“The bees died because they know,” she said finally.
Today we have our final feature! We’re sharing a bit about our final two stories, both featuring insects and the body: Maggie Maxwell’s “Like I Need a Hole in the Head” from Broad Knowledge and Jasmyne J. Harris’s “What the Bees Know About Discarded Girlish Organs” (from which today’s title comes).
Maggie Maxwell writes:
- Like I Need a Hole in the Head has an interesting but simple backstory: it was written based off a prompt. Every year, a writing forum I’m on runs a event where participants post a prompt and will in turn be randomly given one of those prompts to write a story on. It’s an enjoyable challenge that results in many strange but high-quality works that scatter themselves across the world of publishing over the course of the year. Participants range from complete newbies to Hugo-nominated writers. In 2016’s event, I was given the simple prompt of “a story with cats, dogs, or fish, black holes, and at some point, a llama should spit on somebody.” And thus, Like I Need a Hole in the Head was born.

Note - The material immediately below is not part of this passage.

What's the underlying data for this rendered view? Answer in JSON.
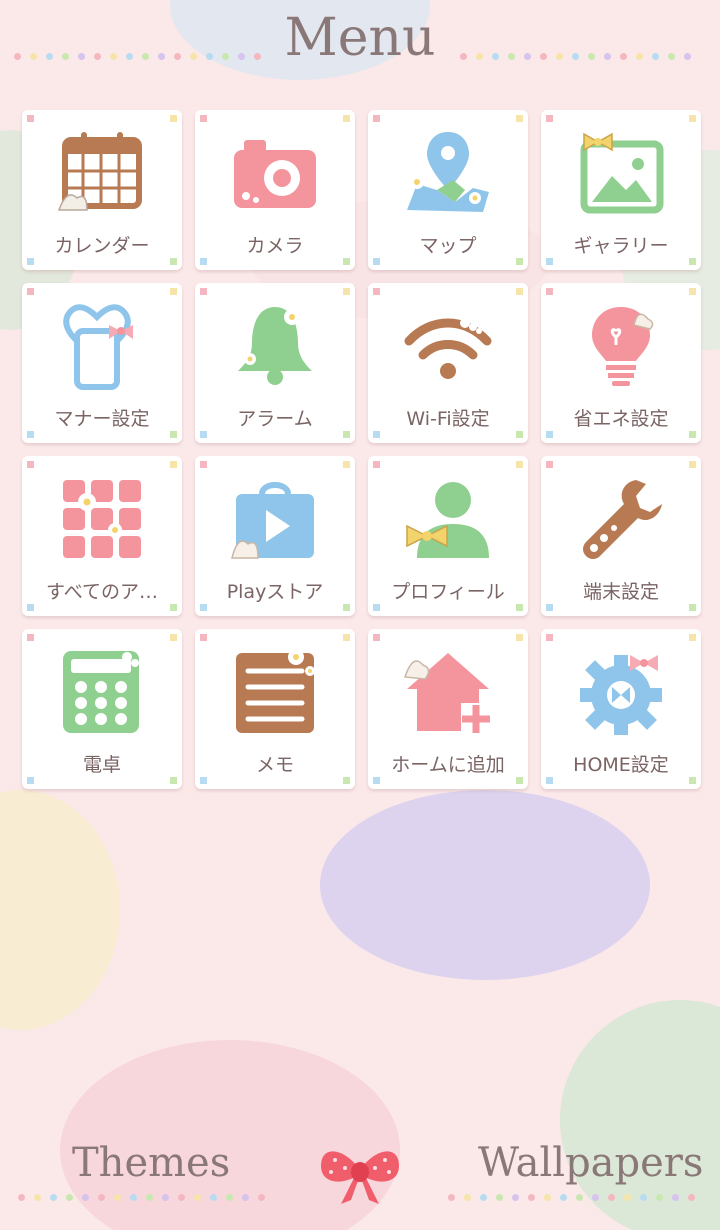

Over on Twitter, editor Octavia Cade talked about Harris’s story:
- Seriously, guys, this story is OUTSTANDING. Nearly every single sentence is a kick in the gut. It, like all the other stories in this antho, is about food and horror.
- And consumption, in this story, is the ultimate goal of romantic relationships. In order for two people to merge into a single unit, one partner has to eat the other – and eat them in parts, because the one to be eaten doesn’t disintegrate at once.
- Oh, no. It’s cough up a lung lobe here, a quarter of a liver there, and a nice romantic dinner that Hannibal Lecter would be proud to serve at, as the next step to symbiosis continues. But sometimes relationships end…
- And suddenly the man you’ve gifted half your internal organs to doesn’t want to be with you anymore. No consequences for him, or very few, but your investment has left you Partial, second-rate in the dating world, and ultimately recyclable in very biological ways.
- It is the creepiest, most painful, most terrifying story in this entire anthology, and once award nominations open for next year I will be pushing it HARD.
About the Authors
Jasmyne J. Harris writes from Washington, DC. Her work is forthcoming in Bayou Magazine. Find her on Twitter at @ciaojasmyne.
Maggie Maxwell lives in Durham, North Carolina with her husband and a collection of overworked bookshelves. She has neither pets nor superpowers, so she writes about both to make up for it. Sometimes she puts them in space, just because.